(App and web page records)
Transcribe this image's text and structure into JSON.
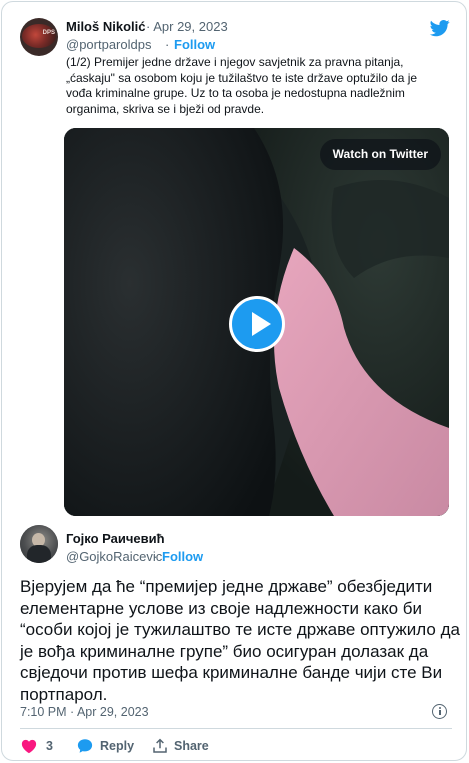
{
  "quoted_tweet": {
    "author_name": "Miloš Nikolić",
    "author_handle": "@portparoldps",
    "date": "· Apr 29, 2023",
    "separator": "·",
    "follow_label": "Follow",
    "avatar_text": "DPS",
    "text": "(1/2) Premijer jedne države i njegov savjetnik za pravna pitanja, „ćaskaju\" sa osobom koju je tužilaštvo te iste države optužilo da je vođa kriminalne grupe. Uz to ta osoba je nedostupna nadležnim organima, skriva se i bježi od pravde."
  },
  "video": {
    "watch_label": "Watch on Twitter",
    "play_icon": "play-icon"
  },
  "main_tweet": {
    "author_name": "Гојко Раичевић",
    "author_handle": "@GojkoRaicevic",
    "separator": "·",
    "follow_label": "Follow",
    "text": "Вјерујем да ће “премијер једне државе” обезбједити елементарне услове из своје надлежности како би “особи којој је тужилаштво те исте државе оптужило да је вођа криминалне групе” био осигуран долазак да свједочи против шефа криминалне банде чији сте Ви портпарол.",
    "timestamp": "7:10 PM · Apr 29, 2023"
  },
  "actions": {
    "like_count": "3",
    "reply_label": "Reply",
    "share_label": "Share"
  },
  "colors": {
    "accent": "#1d9bf0",
    "like": "#f91880",
    "muted": "#536471",
    "border": "#cfd9de"
  }
}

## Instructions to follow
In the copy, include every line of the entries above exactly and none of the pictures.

## Result of the task
Transcribe this image's text and structure into JSON.
{
  "quoted_tweet": {
    "author_name": "Miloš Nikolić",
    "author_handle": "@portparoldps",
    "date": "· Apr 29, 2023",
    "separator": "·",
    "follow_label": "Follow",
    "avatar_text": "DPS",
    "text": "(1/2) Premijer jedne države i njegov savjetnik za pravna pitanja, „ćaskaju\" sa osobom koju je tužilaštvo te iste države optužilo da je vođa kriminalne grupe. Uz to ta osoba je nedostupna nadležnim organima, skriva se i bježi od pravde."
  },
  "video": {
    "watch_label": "Watch on Twitter",
    "play_icon": "play-icon"
  },
  "main_tweet": {
    "author_name": "Гојко Раичевић",
    "author_handle": "@GojkoRaicevic",
    "separator": "·",
    "follow_label": "Follow",
    "text": "Вјерујем да ће “премијер једне државе” обезбједити елементарне услове из своје надлежности како би “особи којој је тужилаштво те исте државе оптужило да је вођа криминалне групе” био осигуран долазак да свједочи против шефа криминалне банде чији сте Ви портпарол.",
    "timestamp": "7:10 PM · Apr 29, 2023"
  },
  "actions": {
    "like_count": "3",
    "reply_label": "Reply",
    "share_label": "Share"
  },
  "colors": {
    "accent": "#1d9bf0",
    "like": "#f91880",
    "muted": "#536471",
    "border": "#cfd9de"
  }
}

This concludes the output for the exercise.